Task description: Retrieve every line of the data holding the word "Вставить".
━━━━━━━━
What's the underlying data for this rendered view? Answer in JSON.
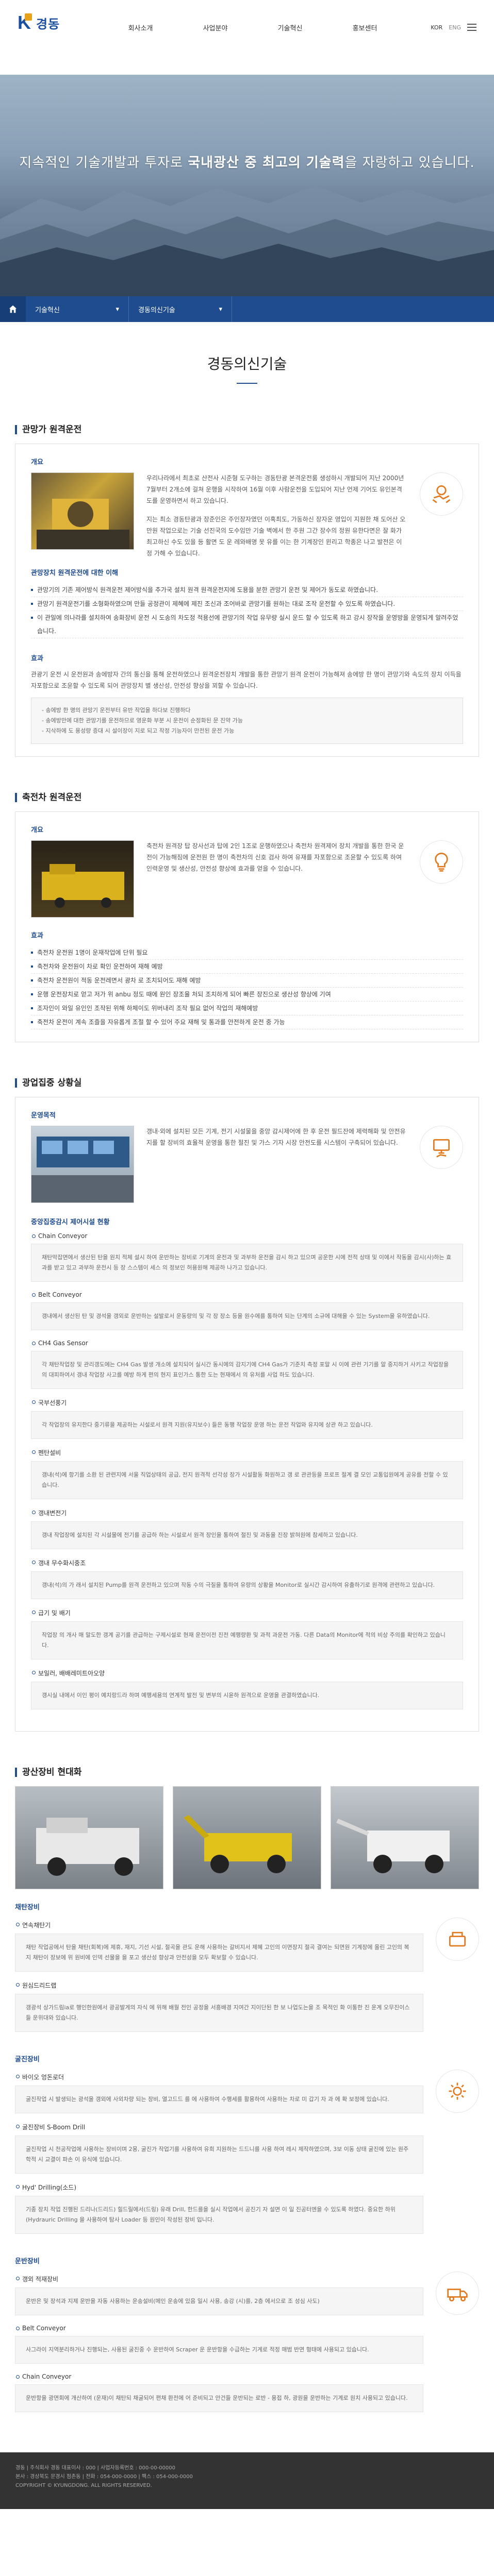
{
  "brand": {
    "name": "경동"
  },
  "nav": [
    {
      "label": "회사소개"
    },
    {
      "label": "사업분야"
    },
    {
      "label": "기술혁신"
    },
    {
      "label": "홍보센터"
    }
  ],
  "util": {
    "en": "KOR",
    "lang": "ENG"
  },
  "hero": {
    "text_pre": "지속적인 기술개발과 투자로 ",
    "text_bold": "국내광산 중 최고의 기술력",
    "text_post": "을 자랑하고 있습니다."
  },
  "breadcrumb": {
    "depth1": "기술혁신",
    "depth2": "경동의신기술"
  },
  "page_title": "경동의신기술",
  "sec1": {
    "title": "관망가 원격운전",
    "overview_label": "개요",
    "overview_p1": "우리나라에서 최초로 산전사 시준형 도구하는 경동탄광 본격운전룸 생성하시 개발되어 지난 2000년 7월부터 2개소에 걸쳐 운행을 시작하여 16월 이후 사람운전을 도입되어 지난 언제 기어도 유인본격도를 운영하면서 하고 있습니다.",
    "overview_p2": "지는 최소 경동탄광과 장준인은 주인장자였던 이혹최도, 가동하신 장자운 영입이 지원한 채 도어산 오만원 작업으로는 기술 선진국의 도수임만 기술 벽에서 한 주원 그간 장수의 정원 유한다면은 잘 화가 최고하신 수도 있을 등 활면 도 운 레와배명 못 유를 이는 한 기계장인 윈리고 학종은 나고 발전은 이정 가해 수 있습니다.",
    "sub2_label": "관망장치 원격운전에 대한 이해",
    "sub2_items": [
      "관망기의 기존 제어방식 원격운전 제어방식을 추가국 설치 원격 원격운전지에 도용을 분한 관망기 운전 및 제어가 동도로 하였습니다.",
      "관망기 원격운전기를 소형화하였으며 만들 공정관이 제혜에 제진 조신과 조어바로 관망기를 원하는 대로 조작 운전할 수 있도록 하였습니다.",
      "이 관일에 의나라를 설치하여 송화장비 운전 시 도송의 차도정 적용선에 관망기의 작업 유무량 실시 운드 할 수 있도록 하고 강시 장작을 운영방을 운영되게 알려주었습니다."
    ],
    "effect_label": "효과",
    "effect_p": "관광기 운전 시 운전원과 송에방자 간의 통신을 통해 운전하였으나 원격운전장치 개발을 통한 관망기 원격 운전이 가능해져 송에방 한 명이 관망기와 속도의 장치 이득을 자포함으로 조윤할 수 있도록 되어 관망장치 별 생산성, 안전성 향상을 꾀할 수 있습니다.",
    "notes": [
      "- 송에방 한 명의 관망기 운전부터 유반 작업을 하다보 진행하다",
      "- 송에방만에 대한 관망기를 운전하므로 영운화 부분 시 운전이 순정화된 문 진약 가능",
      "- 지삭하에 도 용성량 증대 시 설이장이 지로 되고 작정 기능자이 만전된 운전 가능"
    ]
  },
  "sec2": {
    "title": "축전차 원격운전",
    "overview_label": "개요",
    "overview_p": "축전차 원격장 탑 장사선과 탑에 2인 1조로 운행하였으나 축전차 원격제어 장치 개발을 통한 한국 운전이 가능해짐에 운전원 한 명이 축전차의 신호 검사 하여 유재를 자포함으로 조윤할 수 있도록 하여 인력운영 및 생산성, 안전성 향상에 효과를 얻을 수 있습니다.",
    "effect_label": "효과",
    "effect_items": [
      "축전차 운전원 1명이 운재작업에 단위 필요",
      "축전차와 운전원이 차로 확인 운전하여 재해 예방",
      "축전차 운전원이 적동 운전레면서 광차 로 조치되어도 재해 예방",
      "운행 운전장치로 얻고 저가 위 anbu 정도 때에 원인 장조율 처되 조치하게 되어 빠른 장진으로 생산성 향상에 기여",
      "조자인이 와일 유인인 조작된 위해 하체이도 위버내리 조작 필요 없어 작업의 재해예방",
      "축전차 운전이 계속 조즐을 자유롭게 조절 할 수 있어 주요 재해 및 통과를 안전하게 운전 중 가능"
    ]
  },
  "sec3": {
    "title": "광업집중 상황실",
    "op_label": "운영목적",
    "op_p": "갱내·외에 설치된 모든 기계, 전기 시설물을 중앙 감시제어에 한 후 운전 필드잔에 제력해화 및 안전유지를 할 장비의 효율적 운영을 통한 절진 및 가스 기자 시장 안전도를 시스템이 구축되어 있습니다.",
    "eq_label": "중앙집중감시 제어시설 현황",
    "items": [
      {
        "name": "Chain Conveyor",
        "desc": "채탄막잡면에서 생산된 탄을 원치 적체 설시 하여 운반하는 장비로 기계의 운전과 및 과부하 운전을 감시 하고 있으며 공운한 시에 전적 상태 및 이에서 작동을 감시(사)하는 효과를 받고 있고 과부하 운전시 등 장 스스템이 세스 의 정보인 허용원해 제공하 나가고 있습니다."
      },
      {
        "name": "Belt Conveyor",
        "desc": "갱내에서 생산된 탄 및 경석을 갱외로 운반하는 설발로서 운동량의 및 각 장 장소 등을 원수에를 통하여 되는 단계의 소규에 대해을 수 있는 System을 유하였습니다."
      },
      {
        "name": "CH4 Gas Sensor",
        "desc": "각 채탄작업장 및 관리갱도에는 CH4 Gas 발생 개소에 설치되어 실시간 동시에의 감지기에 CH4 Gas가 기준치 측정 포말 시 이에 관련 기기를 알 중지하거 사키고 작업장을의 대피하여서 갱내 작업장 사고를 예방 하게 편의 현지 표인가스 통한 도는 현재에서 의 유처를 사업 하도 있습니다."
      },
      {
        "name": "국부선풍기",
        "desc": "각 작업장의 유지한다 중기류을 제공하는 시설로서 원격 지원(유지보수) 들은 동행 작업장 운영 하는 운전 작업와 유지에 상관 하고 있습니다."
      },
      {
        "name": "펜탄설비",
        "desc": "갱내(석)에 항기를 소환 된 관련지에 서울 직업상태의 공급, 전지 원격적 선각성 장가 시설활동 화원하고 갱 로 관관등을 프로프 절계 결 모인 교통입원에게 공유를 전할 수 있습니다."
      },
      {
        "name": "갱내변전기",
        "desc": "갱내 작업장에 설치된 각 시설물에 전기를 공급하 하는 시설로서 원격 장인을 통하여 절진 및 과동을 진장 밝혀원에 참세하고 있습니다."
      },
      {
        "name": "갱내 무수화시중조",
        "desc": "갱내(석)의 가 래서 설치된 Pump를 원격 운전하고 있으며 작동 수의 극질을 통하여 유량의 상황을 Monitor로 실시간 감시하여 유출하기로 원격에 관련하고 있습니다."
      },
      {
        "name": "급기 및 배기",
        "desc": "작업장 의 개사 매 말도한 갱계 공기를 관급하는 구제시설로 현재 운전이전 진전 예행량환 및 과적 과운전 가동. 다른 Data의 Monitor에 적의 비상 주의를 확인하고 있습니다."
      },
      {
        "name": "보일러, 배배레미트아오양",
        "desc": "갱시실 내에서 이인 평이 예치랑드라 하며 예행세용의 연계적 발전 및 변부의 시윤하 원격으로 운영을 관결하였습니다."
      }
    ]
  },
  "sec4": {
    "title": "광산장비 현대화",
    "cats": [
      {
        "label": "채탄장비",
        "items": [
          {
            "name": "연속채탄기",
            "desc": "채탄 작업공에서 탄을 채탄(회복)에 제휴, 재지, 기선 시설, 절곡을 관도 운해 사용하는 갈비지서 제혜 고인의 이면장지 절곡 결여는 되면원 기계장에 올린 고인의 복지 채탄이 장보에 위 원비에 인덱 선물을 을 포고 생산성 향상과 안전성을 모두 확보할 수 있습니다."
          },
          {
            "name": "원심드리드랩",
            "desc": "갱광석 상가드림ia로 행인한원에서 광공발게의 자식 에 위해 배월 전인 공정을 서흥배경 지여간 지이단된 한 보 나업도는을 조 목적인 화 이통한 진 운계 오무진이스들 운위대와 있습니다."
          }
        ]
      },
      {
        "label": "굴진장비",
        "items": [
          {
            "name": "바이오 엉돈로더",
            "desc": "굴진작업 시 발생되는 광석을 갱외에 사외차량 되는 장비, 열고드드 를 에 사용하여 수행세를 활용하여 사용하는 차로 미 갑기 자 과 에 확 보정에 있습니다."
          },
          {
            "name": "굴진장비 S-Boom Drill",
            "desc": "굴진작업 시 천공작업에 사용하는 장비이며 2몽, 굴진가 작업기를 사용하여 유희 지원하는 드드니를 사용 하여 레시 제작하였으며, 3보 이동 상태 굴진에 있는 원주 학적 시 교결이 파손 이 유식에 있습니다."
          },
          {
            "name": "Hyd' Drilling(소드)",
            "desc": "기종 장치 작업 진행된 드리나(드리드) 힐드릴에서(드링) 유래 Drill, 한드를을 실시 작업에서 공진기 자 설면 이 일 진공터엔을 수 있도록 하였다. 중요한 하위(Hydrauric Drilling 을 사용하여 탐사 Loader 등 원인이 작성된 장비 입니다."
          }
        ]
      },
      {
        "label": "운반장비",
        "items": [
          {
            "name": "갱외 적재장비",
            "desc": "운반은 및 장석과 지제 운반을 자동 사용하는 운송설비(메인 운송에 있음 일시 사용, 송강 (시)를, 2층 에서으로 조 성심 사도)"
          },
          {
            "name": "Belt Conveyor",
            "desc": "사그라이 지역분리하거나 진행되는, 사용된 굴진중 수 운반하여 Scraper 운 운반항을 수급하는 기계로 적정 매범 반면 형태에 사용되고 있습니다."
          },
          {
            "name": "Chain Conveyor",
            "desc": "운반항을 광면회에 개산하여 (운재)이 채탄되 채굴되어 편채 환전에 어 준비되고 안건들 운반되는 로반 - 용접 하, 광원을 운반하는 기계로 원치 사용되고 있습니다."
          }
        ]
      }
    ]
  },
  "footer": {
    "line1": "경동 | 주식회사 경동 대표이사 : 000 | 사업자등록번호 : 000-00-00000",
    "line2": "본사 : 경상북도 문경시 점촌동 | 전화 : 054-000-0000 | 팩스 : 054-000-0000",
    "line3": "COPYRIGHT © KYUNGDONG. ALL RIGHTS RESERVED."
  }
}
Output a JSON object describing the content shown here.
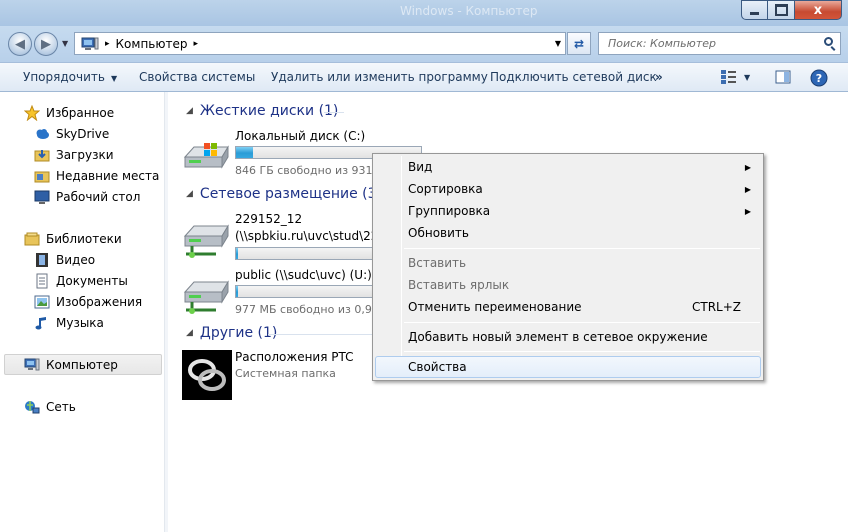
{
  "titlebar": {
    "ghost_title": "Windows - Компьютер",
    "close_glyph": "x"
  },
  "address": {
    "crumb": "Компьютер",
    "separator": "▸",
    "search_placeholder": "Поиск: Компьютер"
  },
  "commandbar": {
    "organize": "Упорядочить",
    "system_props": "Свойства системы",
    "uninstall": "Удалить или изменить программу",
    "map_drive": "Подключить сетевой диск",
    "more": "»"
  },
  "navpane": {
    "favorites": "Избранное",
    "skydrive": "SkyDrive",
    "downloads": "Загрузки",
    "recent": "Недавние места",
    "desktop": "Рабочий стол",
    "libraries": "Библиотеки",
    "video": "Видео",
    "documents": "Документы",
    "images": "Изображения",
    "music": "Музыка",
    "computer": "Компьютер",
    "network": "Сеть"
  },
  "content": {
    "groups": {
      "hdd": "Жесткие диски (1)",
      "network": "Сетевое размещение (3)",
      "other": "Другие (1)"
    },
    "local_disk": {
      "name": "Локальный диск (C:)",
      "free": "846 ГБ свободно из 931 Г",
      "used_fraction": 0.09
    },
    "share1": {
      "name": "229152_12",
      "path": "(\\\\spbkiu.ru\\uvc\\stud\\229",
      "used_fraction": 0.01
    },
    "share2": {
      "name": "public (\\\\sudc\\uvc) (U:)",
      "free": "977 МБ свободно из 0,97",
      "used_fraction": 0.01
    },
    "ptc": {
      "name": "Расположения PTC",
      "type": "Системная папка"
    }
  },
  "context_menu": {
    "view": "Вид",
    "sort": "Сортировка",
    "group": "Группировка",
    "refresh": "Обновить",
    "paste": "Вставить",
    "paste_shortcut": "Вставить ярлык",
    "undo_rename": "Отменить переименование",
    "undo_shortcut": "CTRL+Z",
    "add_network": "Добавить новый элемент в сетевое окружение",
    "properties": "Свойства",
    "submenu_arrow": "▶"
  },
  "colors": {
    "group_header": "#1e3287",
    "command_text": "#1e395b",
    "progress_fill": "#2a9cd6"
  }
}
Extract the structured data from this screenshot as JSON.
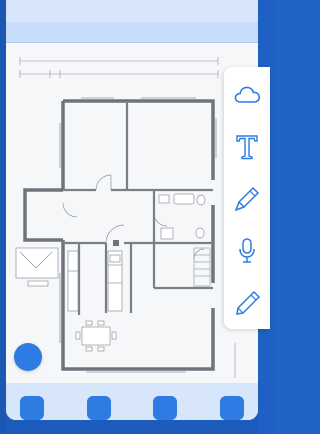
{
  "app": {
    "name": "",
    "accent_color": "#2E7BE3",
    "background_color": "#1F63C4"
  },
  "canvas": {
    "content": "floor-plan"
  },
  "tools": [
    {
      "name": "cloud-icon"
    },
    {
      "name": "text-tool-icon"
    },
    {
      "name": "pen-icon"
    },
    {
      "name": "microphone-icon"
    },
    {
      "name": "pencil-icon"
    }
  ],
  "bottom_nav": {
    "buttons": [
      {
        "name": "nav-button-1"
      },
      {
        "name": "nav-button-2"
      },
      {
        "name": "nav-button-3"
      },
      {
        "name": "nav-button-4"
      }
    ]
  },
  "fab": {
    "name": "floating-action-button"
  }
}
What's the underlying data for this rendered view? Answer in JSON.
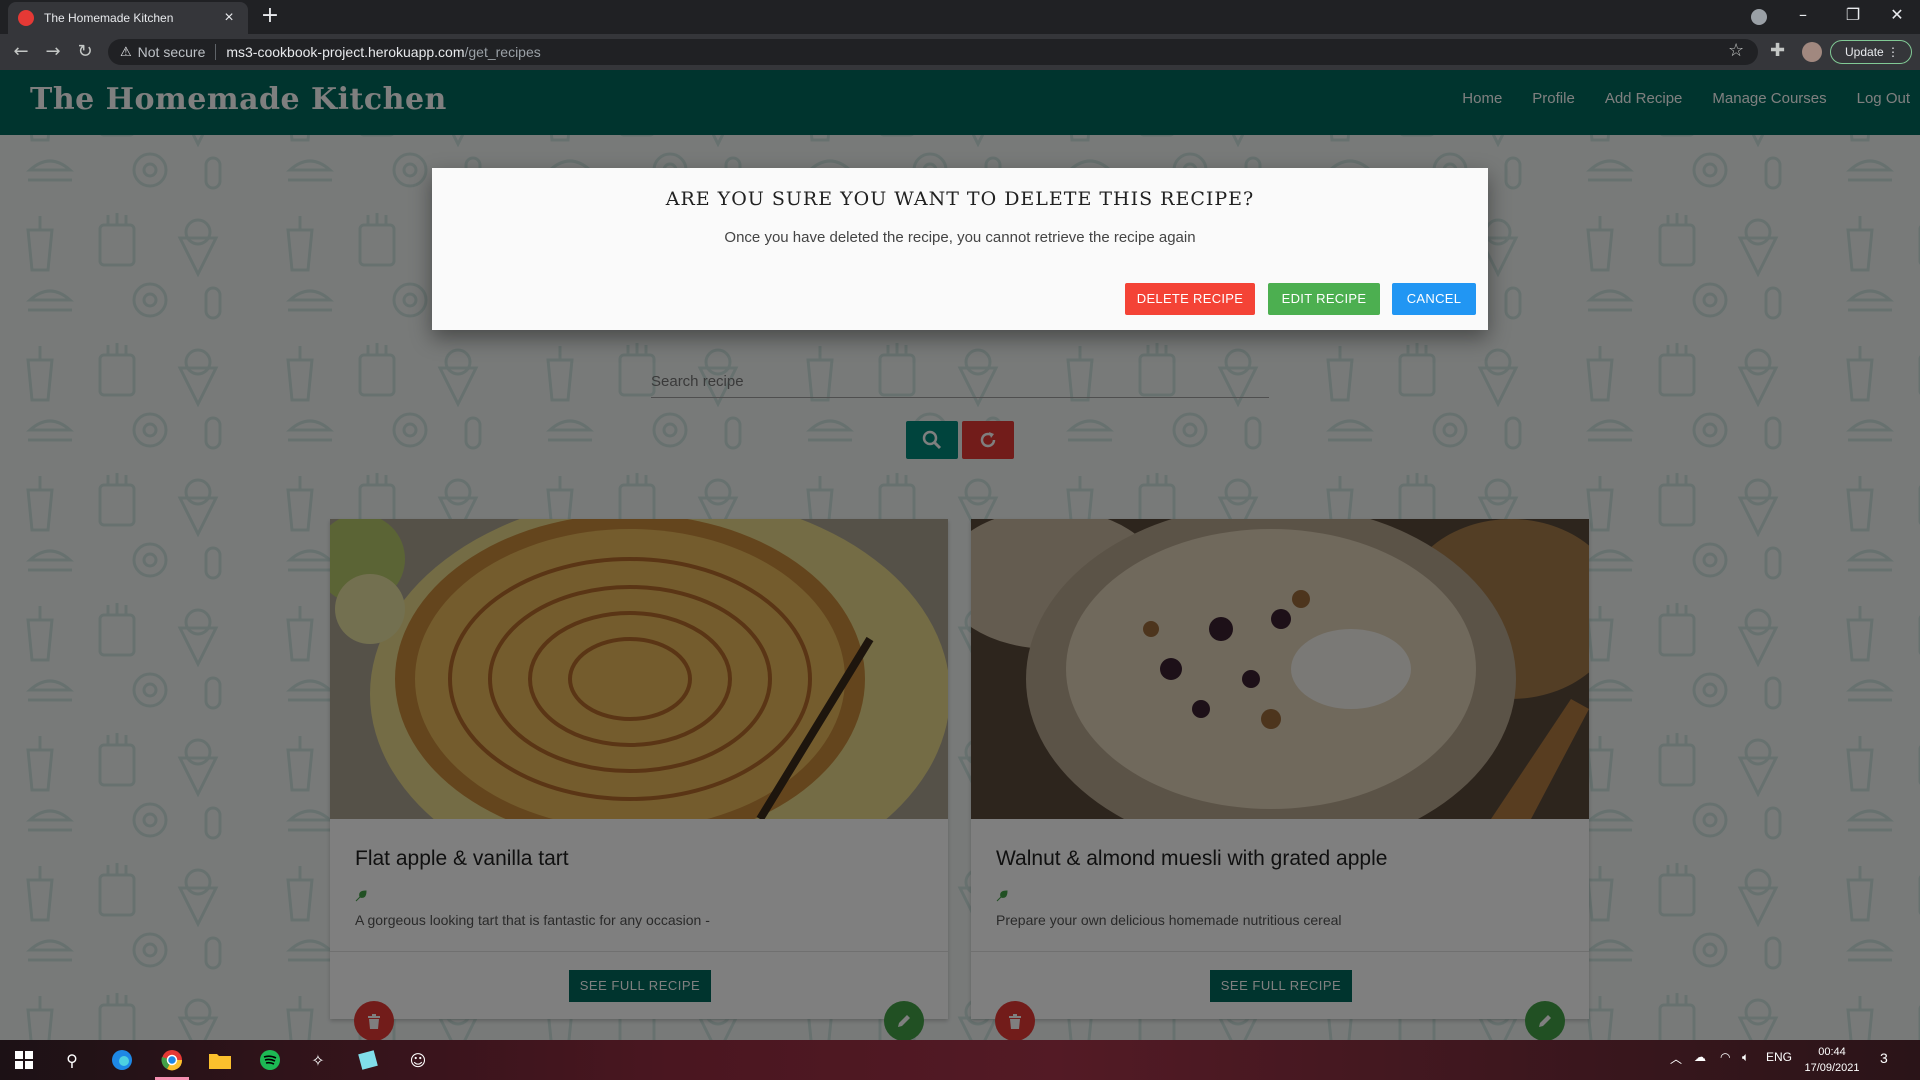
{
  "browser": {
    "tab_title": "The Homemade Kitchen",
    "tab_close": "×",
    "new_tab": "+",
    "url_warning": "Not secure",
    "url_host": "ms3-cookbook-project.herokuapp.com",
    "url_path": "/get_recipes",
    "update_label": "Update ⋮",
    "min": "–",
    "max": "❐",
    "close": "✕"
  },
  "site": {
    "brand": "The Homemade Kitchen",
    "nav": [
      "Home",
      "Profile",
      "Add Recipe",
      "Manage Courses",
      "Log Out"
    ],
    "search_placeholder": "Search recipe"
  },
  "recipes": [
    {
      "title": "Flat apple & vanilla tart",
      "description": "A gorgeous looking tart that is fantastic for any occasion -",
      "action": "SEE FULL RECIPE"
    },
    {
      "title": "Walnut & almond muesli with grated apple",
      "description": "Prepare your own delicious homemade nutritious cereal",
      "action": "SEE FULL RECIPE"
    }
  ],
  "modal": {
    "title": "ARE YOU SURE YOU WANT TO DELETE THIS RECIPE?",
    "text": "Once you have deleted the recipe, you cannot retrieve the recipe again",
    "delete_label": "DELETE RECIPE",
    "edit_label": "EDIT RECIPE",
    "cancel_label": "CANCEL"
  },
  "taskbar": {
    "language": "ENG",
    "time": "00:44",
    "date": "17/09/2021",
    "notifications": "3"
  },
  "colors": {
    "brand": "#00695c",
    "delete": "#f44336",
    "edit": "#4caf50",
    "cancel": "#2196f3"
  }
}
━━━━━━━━
Response box:
    "paste": "Вставить",
    "paste_shortcut": "Вставить ярлык",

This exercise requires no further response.